Joshua M. Taron is an assistant professor of architecture in UCalgary's Faculty of Environmental Design, where he runs the Laboratory for Integrative Design (LID). His current research focuses on structurally intelligent swarms as an alternative to conventional wholesale building demolition by grafting complex morphological assemblies into existing buildings. View Joshua Taron's publications
Dr. Patrick Hettiaratchi, PhD, is a professor of environmental engineering at UCalgary's Schulich School of Engineering. His research interests include sustainable landfill technology, methane biofiltration technology, waste to energy, landfill biocap technology, remediation of sites contaminated with complex hydrocarbons, greenhouse gas emission technology development, optimization of landfill construction and operation, and recycling of construction waste. View Patrick Hettiaratchi's publications
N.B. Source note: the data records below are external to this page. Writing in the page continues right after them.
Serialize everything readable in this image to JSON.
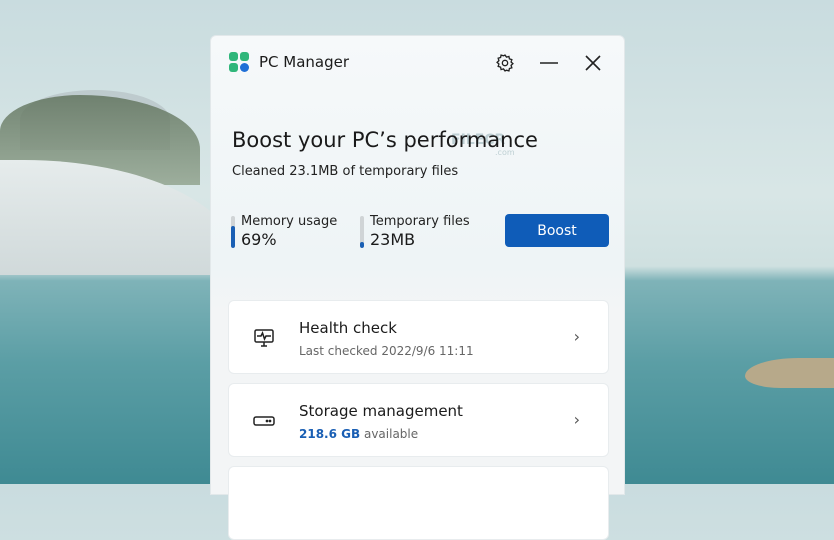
{
  "app": {
    "title": "PC Manager",
    "logo_icon": "pc-manager-logo"
  },
  "window_controls": {
    "settings": "gear-icon",
    "minimize": "minimize-icon",
    "close": "close-icon"
  },
  "hero": {
    "title": "Boost your PC’s performance",
    "subtitle": "Cleaned 23.1MB of temporary files"
  },
  "metrics": [
    {
      "label": "Memory usage",
      "value": "69%",
      "fill_percent": 69
    },
    {
      "label": "Temporary files",
      "value": "23MB",
      "fill_percent": 20
    }
  ],
  "boost_label": "Boost",
  "watermark": {
    "name": "FILECR",
    "suffix": ".com"
  },
  "cards": [
    {
      "title": "Health check",
      "subtitle": "Last checked 2022/9/6 11:11"
    },
    {
      "title": "Storage management",
      "highlight": "218.6 GB",
      "subtitle": "available"
    }
  ],
  "colors": {
    "accent": "#0f5cb8",
    "logo_green": "#2fb67a",
    "logo_blue": "#1f6fd6"
  }
}
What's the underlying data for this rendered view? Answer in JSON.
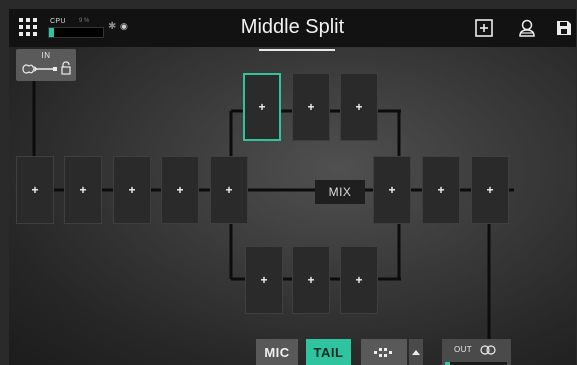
{
  "header": {
    "title": "Middle Split",
    "cpu_label": "CPU",
    "cpu_percent": "9 %",
    "cpu_load": 0.09,
    "icons": [
      "grid-icon",
      "bluetooth-icon",
      "wifi-icon",
      "add-box-icon",
      "user-icon",
      "save-icon"
    ]
  },
  "input": {
    "label": "IN",
    "icons": [
      "guitar-icon",
      "lock-icon"
    ]
  },
  "mix": {
    "label": "MIX"
  },
  "slots": {
    "add_symbol": "+"
  },
  "bottom": {
    "mic_label": "MIC",
    "tail_label": "TAIL",
    "out_label": "OUT",
    "output_level": 0.08
  },
  "colors": {
    "accent": "#2ec4a0",
    "topbar": "#121212"
  }
}
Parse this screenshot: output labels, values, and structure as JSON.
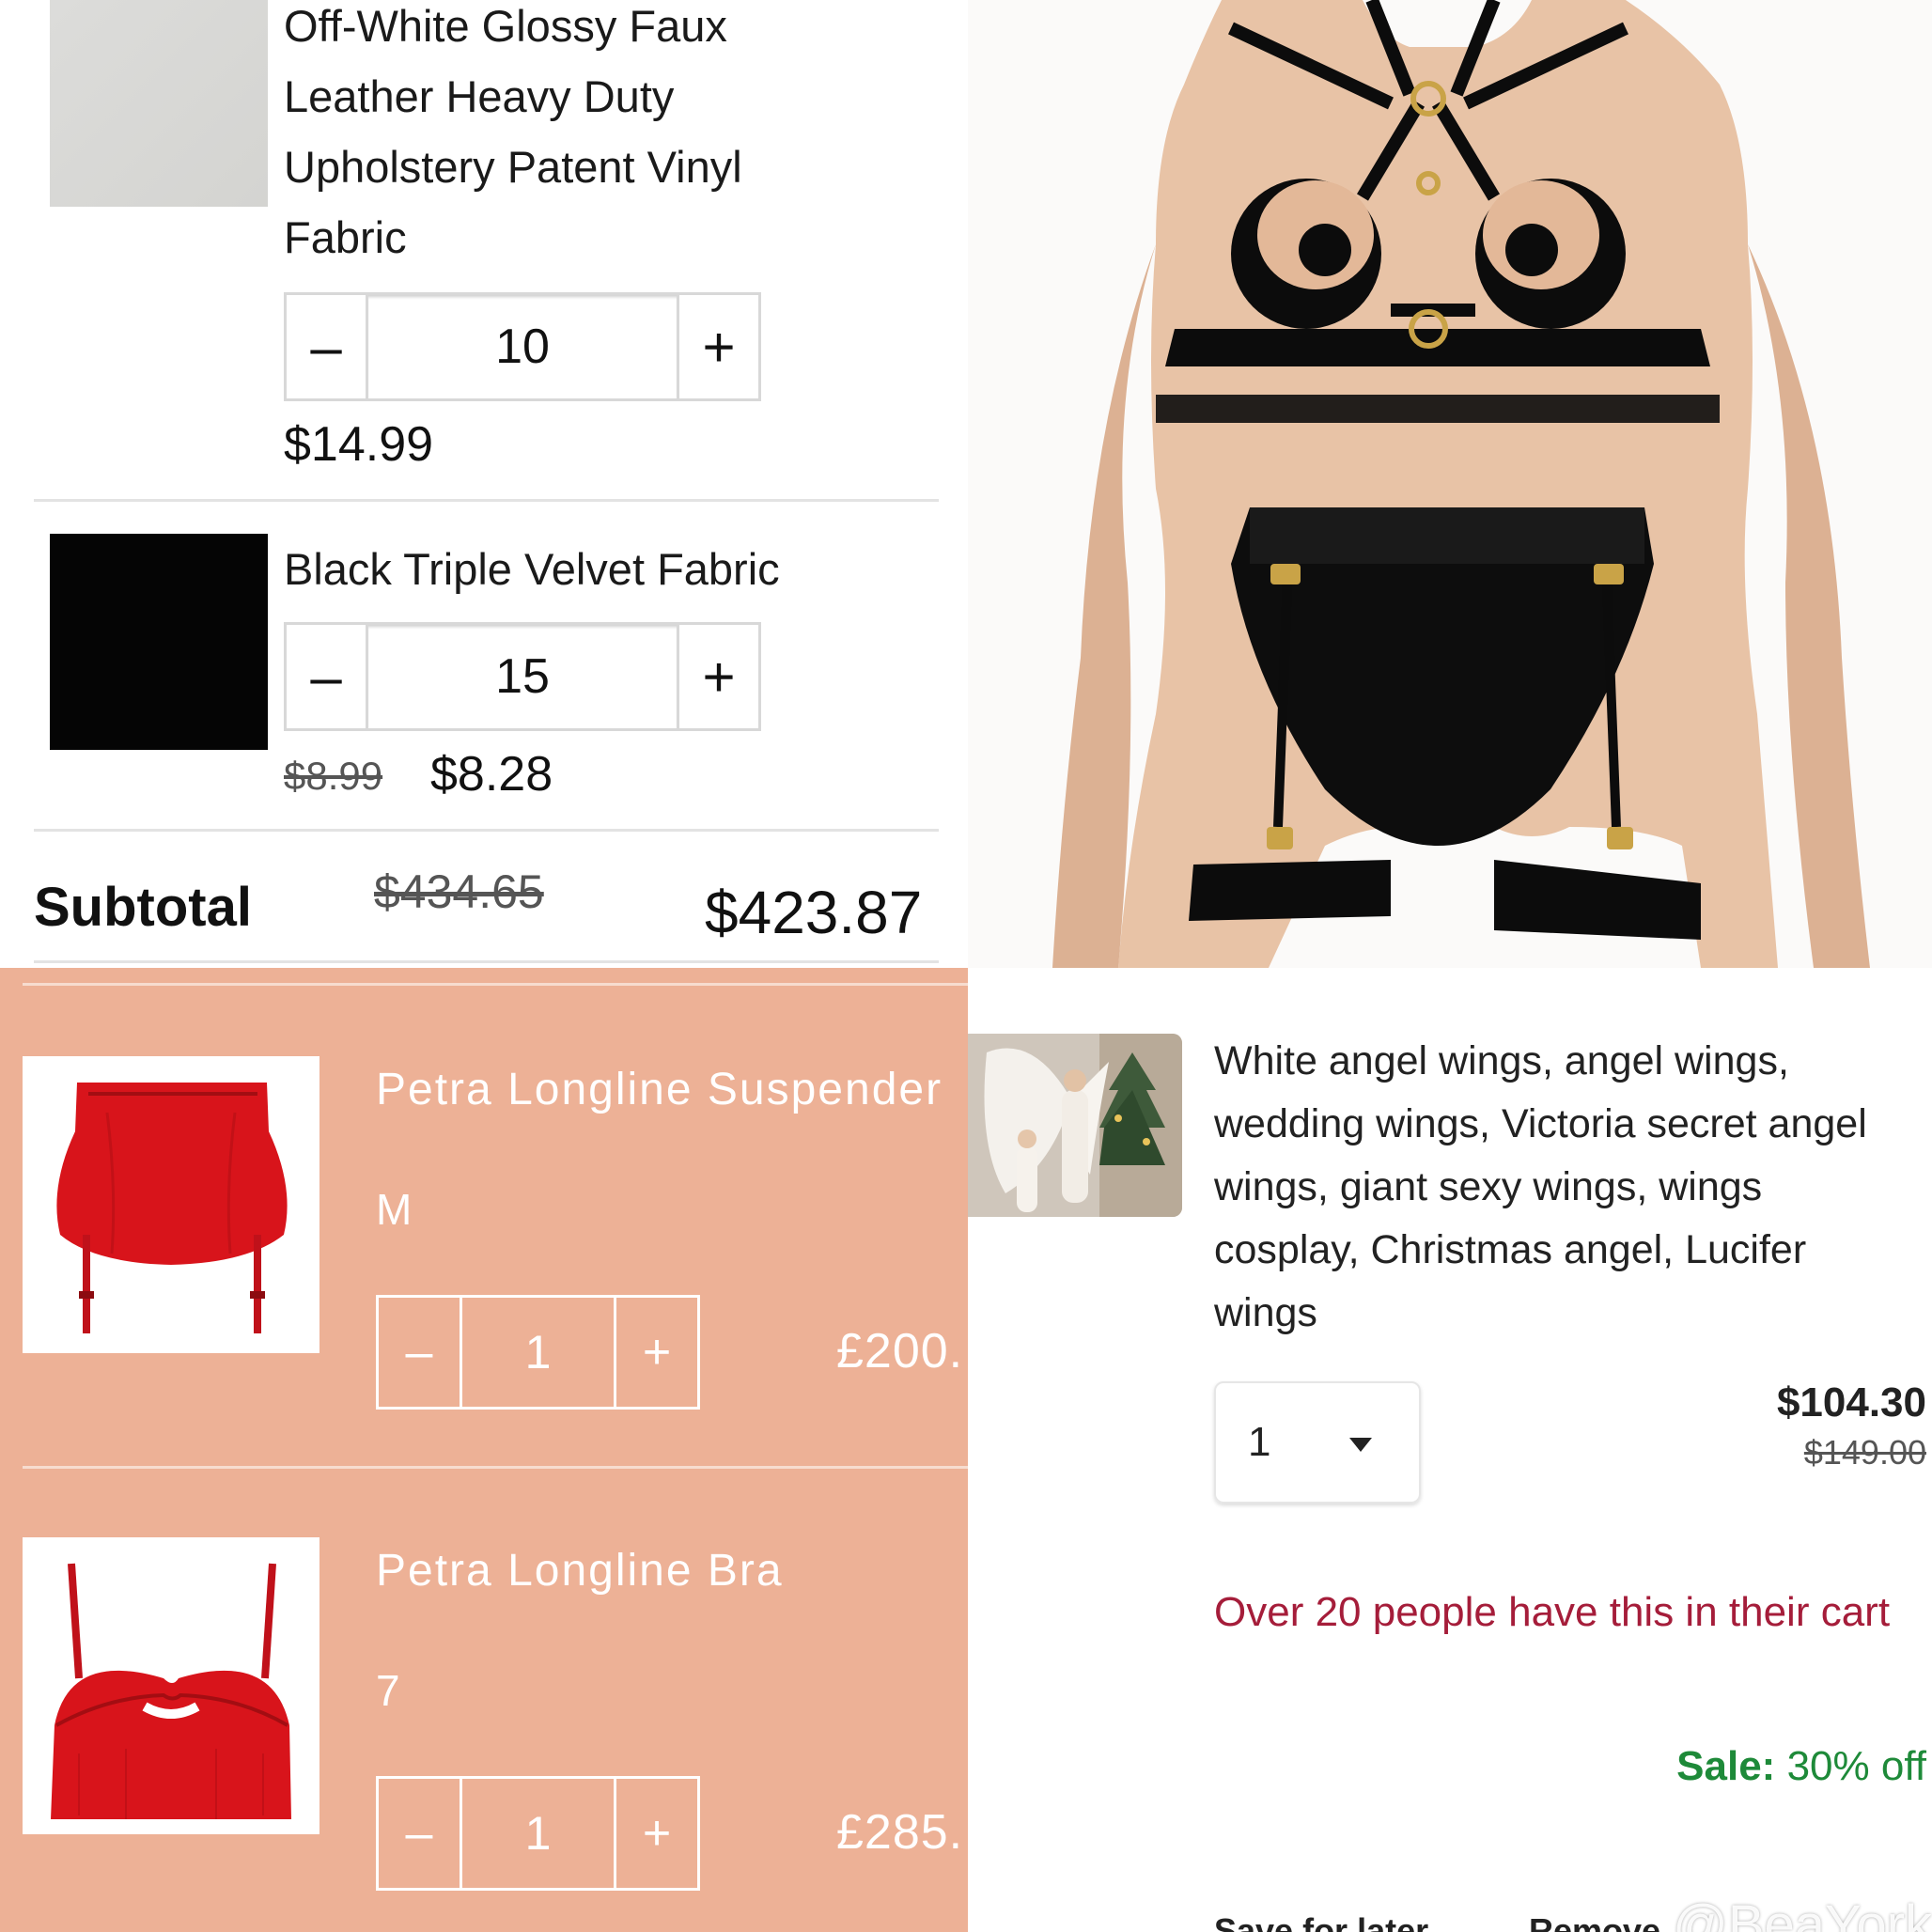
{
  "fabric_cart": {
    "items": [
      {
        "title_lines": [
          "Off-White Glossy Faux",
          "Leather Heavy Duty",
          "Upholstery Patent Vinyl",
          "Fabric"
        ],
        "quantity": "10",
        "price": "$14.99"
      },
      {
        "title": "Black Triple Velvet Fabric",
        "quantity": "15",
        "price_original": "$8.99",
        "price": "$8.28"
      }
    ],
    "minus_label": "–",
    "plus_label": "+",
    "subtotal_label": "Subtotal",
    "subtotal_original": "$434.65",
    "subtotal": "$423.87"
  },
  "lingerie_cart": {
    "items": [
      {
        "title": "Petra Longline Suspender",
        "size": "M",
        "quantity": "1",
        "price": "£200."
      },
      {
        "title": "Petra Longline Bra",
        "size": "7",
        "quantity": "1",
        "price": "£285."
      }
    ],
    "minus_label": "–",
    "plus_label": "+"
  },
  "wings_cart": {
    "title": "White angel wings, angel wings, wedding wings, Victoria secret angel wings, giant sexy wings, wings cosplay, Christmas angel, Lucifer wings",
    "quantity_select": "1",
    "price": "$104.30",
    "price_original": "$149.00",
    "cart_note": "Over 20 people have this in their cart",
    "sale_label": "Sale:",
    "sale_value": "30% off",
    "save_for_later": "Save for later",
    "remove": "Remove"
  },
  "watermark": "@BeaYork",
  "colors": {
    "peach_bg": "#edb196",
    "cart_note": "#a51d3a",
    "sale_green": "#1e8a39",
    "satin_red": "#d8141b"
  }
}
Dr. Caroline Hachem-Vermette, PhD, is an assistant professor in UCalgary's Faculty of Environmental Design. Her key areas of research include high energy performance building envelopes, renewable energy technologies, passive solar design of buildings and communities, energy efficient and low carbon buildings and neighborhood design. View a list of Dr. Hachem-Vermette's publications
Dr. Svetlana Yanushkevich, PhD, is a professor in the Department of Electrical and Computer Engineering at the Schulich School of Engineering. Access Svetlana Yanushkevich's publications
Greg Morrow is an assistant professor in UCalgary's Faculty of Environmental Design. His teaching and research interests are in urban design, sustainability, smart growth, land use reform, planning theory, urban/planning history, housing and real estate development. View a list of Greg Morrow's work